Hampshire Highways starts surface dressing programme
Hampshire’s Highways teams will be starting the annual programme of surface treatments in May to ensure that as far as possible, works are completed while traffic levels are relatively low, getting roads treated ahead of travel restrictions being lifted.
The programme will begin by treating 128 miles of Hampshire’s rural routes targeting areas where re-sealing road surfaces or improving skid resistance have been identified as priorities. Targeting more rural sites helps to ensure social distancing from residents can be maintained, while at the same time keeping major routes open and journey times minimal for key workers travelling to work and people making essential journeys for food shopping, health or care purposes.
Councillor Rob Humby, Executive Member for Economy, Transport and Environment at Hampshire County Council, said: “Our highways teams will be working to extend the life of the road network, ensuring value for money and reduced demand for non-renewable materials by using the most appropriate treatment for each site. Surface dressing is designed to protect the road surface from water damage and maintain skid resistance, keeping the road in good condition for as long as possible and preventing potholes from forming.”
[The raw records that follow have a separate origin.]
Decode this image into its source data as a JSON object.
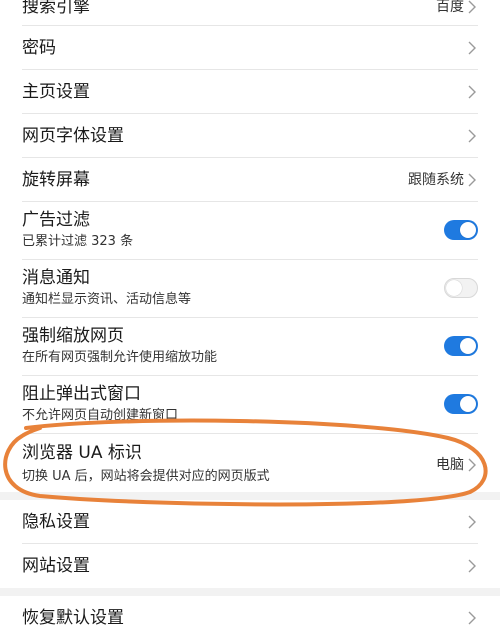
{
  "settings": {
    "search_engine": {
      "label": "搜索引擎",
      "value": "百度"
    },
    "password": {
      "label": "密码"
    },
    "homepage": {
      "label": "主页设置"
    },
    "font": {
      "label": "网页字体设置"
    },
    "rotate": {
      "label": "旋转屏幕",
      "value": "跟随系统"
    },
    "ad_filter": {
      "label": "广告过滤",
      "sub": "已累计过滤 323 条",
      "enabled": true
    },
    "notification": {
      "label": "消息通知",
      "sub": "通知栏显示资讯、活动信息等",
      "enabled": false
    },
    "force_zoom": {
      "label": "强制缩放网页",
      "sub": "在所有网页强制允许使用缩放功能",
      "enabled": true
    },
    "block_popup": {
      "label": "阻止弹出式窗口",
      "sub": "不允许网页自动创建新窗口",
      "enabled": true
    },
    "ua": {
      "label": "浏览器 UA 标识",
      "sub": "切换 UA 后，网站将会提供对应的网页版式",
      "value": "电脑"
    },
    "privacy": {
      "label": "隐私设置"
    },
    "site": {
      "label": "网站设置"
    },
    "reset": {
      "label": "恢复默认设置"
    }
  },
  "colors": {
    "toggle_on": "#1f7ae0",
    "highlight_ring": "#e8823a"
  },
  "icons": {
    "chevron": "chevron-right-icon"
  }
}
During the Coronavirus emergency all highways maintenance work on Hampshire’s roads is carried out in line with the Construction Leadership Council’s Site Operation Procedures, which is based on Public Health England guidance.
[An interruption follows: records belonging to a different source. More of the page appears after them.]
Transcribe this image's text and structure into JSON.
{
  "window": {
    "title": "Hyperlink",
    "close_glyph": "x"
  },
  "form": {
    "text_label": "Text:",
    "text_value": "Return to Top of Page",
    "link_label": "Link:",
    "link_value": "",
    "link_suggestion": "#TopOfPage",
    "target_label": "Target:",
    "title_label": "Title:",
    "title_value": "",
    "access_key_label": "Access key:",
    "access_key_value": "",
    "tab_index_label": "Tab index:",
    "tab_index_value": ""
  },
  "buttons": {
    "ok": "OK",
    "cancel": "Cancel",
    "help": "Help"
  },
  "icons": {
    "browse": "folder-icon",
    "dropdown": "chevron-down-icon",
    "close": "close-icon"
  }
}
The dressing treatment involves the application of new stone onto a layer of hot bitumen to create a new surface for vehicles to drive on. The process can create some loose material immediately after completion but this is removed by sweeper and the road is usually swept again after two weeks. Surface dressing cannot happen if the road is wet as the moisture will reduce the bond between the chippings and bitumen.